Easter is a time to challenge the iniquities of the pandemic
The past year has been a time of darkness. It has been gruelling, a year of grief and anxiety, of challenge and adaptation. The months of lockdown have been hard, especially for the women and children who are victims of domestic and gender-based violence. Competition for resources has added to racial tensions. And the suffering continues for those impoverished by the lockdown.
Even as humankind achieved new heights in a mission to Mars, the pandemic forcefully reminded us that our existence is conditional, impermanent and reliant on the infinite grace of the God we worship.
The stresses have sometimes brought out the worst in us. There are those who have stolen from the common purse, who have plumbed the depths of corruption, who have stolen the very breath of those struggling to breathe in intensive-care units. They have denied others, especially the poor, the means to cope with the effects of the pandemic.
Their behaviour is all the more sad because we hoped that, by throwing us together to face a common crisis, the pandemic would make us rise to the occasion by creating a different future.
Across the world we spoke of different economic models, of systemic ways of caring, of respectful relationships and honouring difference.
But we seem to have slipped into a business-asusual approach where the few benefit and the many suffer. We stand accused of missing the moment and condemning our sisters and brothers, and the earth which nurtures us, to relentless injustice and human wrong. In our country we see again how our democracy is being tested, how constitutionalism stands at the crossroads and how too many with power abuse it.
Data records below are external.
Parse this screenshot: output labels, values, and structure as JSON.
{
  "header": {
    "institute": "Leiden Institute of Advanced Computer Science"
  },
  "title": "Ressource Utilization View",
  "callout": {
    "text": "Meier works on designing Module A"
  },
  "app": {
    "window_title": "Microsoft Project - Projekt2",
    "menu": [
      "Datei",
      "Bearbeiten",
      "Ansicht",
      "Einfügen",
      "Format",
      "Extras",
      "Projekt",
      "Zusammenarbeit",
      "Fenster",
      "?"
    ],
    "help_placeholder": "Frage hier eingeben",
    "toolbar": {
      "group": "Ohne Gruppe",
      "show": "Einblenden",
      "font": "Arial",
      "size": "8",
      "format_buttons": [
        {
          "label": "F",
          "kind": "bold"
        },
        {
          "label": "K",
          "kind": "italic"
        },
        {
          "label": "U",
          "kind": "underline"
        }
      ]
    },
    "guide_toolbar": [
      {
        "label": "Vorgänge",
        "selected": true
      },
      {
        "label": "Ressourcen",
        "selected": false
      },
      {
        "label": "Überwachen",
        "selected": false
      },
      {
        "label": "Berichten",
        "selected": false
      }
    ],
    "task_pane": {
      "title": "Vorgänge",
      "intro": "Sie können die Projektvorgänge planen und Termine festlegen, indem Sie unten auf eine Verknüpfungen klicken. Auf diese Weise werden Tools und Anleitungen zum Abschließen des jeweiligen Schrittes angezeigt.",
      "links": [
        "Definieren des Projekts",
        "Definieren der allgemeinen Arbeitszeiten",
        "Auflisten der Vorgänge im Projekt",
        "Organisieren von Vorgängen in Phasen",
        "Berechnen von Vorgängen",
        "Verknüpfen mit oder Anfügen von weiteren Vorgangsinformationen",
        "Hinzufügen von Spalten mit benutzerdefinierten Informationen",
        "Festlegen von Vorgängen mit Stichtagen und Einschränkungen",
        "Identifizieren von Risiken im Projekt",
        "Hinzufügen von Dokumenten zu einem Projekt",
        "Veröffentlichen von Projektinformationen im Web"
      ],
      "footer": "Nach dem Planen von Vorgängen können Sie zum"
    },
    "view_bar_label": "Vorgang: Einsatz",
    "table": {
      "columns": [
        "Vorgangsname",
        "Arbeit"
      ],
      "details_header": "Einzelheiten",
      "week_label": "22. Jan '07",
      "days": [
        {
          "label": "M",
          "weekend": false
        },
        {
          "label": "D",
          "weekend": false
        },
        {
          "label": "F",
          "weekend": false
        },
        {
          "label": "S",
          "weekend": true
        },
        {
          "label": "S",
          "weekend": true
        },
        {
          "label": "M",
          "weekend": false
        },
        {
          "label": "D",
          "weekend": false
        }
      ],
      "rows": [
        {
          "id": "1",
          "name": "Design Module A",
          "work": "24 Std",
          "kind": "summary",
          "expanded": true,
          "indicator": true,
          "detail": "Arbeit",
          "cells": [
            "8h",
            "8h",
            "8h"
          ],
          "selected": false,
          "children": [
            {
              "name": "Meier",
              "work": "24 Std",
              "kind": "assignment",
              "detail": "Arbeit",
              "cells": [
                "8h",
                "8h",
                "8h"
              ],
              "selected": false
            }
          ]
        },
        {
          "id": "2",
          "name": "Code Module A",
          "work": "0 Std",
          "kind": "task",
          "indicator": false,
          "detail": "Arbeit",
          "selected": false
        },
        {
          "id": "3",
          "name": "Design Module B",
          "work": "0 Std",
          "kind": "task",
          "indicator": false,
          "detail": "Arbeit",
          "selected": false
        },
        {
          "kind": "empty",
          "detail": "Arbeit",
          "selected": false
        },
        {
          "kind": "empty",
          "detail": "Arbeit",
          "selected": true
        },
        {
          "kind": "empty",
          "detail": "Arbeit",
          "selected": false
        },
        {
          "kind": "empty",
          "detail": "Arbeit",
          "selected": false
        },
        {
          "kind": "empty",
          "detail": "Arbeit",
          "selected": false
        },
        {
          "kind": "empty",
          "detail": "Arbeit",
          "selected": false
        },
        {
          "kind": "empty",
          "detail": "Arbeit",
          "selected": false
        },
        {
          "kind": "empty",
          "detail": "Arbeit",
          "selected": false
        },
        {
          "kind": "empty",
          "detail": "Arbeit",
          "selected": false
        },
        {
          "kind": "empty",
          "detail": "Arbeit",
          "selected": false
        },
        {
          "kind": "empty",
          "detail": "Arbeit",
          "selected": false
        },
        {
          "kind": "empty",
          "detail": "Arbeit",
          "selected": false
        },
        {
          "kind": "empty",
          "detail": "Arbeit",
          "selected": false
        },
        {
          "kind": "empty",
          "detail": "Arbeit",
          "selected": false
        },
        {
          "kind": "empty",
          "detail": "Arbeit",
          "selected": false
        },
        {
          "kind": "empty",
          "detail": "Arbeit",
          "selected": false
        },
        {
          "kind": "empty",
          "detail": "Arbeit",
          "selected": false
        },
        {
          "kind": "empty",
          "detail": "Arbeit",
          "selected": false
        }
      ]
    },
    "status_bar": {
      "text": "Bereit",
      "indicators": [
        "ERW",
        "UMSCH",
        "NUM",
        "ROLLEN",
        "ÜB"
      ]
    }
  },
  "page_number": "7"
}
Yet we recall the good that emerged, the sacrifices of frontline health workers, of those who ensure that we have food and keep our environment clean, of all who take risks and with generosity of spirit have kept us going. Their dedication is perhaps epitomised best by those in hospitals and other institutions who have gone above and beyond their everyday duties, and have held up cellphones to enable those who are ill or dying to speak to their families.
Above all, we can celebrate the achievements of scientists who have developed, in record time, vaccines to fight the pandemic. We owe much to our scientists, including the researchers in SA.
Now that we know science can beat Covid-19, we face the next challenge: to live up to the highest ideals of our different faiths and moral codes, and to ensure that everyone, whether rich or poor, whether they live in Africa or in Europe, is vaccinated quickly.
The scientists have done and continue to do their work — now it is for leaders in other fields, in the government, in the pharmaceutical industry, in transport, to match the achievements of the scientists and to find ways of rolling out vaccines that ensure the citizens of every country receive jabs at a similar rate.
Internationally, the prospects are bad. Vaccine nationalism has taken hold. A quick check this week showed that while the US had vaccinated 16% of its population, we had covered less than 0.5% and many countries haven’t seen vaccines at all.
As I told Dr Anthony Fauci in the US in a recent letter, the voluntary vaccine supply mechanisms, such as Covax, and the bilateral agreements to procure vaccines across the world, are failing. And they are failing especially for the global south, where the poor are suffering from vaccine apartheid.
President Cyril Ramaphosa’s announcement this week that agreements with pharmaceutical companies will bring us enough doses to vaccinate 41-million of our people, and that the most vulnerable among us will begin receiving our jabs in the middle of May, is welcome. But in view of the fragility of some of our health infrastructure, I am sceptical of how quickly the rollout will progress. Those covered by the private health-care industry and who are on medical aids can feel more confident. I am worried that, as is often the case, the poor and the marginalised who use state facilities will suffer.
There are large areas of our country where political corruption has poisoned public healthcare systems. Political leadership has been lacking in the worst areas affected; shame on those who have left hospitals and clinics short of people, equipment and protection. I have read that on the current strategy it would take 18 years to vaccinate our entire present population.
We are a world-class country. Our medical scientists are world class. Ten years ago, we built world-class soccer stadiums and ran a world-class World Cup. Distributing and administering vaccines is not rocket science, it’s just getting the logistics right. If humankind can send a spacecraft 470-million kilometres to Mars, surely South Africans can come up with a co-ordinated plan to get vaccines quickly to every corner of our country.
Easter gives us hope to insist that those who have power and resources come up with a timetable for getting everyone their vaccines.
Let us renew our determination, let us remember our resilience, let us bemoan the corruption that brings death, let us weep for the 52,000 people who have died in the pandemic. Above all, let us challenge our government to be transparent and fair in the rollout. While vaccines will not do away with Covid-19, they will help us cope better with it. And let us take those vaccines.
Let us also challenge vaccine nationalism. You can’t put a flag on the vaccine and hope the virus will not cross borders. Let us challenge the vaccine apartheid. Let us fight those with money and who are greedy, who put profits above human life, and who determine who can have access to a vaccine and who not.
Easter provides answers to the deepest questions of the human spirit. The Easter message says love is the most durable power in the world, that we will solve Covid and get our families, friends and neighbours vaccinated. And through devotion to equality and justice solve our problems and challenges.